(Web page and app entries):
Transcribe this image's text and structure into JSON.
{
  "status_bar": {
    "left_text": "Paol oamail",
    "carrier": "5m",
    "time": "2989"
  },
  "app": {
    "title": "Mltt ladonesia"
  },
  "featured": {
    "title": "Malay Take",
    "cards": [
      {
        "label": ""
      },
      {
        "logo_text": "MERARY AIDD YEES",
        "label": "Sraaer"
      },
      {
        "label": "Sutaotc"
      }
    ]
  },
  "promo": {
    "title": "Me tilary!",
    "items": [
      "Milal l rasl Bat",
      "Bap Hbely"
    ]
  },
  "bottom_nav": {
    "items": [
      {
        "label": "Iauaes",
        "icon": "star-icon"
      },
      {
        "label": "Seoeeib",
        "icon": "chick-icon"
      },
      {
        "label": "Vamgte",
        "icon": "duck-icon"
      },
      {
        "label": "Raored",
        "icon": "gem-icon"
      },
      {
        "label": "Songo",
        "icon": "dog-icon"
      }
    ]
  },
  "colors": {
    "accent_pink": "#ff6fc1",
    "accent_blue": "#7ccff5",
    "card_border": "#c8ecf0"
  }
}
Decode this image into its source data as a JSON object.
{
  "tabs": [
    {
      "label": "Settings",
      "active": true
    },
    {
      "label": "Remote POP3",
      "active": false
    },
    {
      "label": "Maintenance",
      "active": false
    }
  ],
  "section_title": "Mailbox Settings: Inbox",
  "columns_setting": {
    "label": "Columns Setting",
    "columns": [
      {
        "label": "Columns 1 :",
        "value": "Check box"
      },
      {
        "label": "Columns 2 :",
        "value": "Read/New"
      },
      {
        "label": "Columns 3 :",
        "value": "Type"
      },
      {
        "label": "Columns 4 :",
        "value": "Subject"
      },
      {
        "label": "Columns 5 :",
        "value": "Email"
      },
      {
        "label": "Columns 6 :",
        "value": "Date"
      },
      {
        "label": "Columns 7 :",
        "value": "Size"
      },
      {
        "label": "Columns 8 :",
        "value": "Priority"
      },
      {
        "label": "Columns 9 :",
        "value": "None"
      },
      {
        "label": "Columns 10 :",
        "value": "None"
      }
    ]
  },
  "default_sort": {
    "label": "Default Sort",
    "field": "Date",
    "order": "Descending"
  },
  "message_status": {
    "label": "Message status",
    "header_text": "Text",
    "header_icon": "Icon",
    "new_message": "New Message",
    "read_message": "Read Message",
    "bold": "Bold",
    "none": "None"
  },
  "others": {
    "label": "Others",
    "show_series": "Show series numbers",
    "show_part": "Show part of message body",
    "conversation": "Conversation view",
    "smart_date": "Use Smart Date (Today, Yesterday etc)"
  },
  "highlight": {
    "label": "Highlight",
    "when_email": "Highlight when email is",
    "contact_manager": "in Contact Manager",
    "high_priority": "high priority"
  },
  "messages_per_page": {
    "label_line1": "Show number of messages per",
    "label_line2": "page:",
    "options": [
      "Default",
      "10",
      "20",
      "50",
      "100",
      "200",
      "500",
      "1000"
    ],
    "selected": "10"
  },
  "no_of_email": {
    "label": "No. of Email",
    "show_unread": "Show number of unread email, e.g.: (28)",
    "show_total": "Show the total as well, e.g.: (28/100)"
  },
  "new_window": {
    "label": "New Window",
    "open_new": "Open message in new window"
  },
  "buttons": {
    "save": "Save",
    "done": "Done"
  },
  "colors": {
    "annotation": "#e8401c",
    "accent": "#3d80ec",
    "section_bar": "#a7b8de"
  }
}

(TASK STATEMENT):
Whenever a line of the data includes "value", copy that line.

(WRITTEN RESPONSE):
        "value": "Check box"
        "value": "Read/New"
        "value": "Type"
        "value": "Subject"
        "value": "Email"
        "value": "Date"
        "value": "Size"
        "value": "Priority"
        "value": "None"
        "value": "None"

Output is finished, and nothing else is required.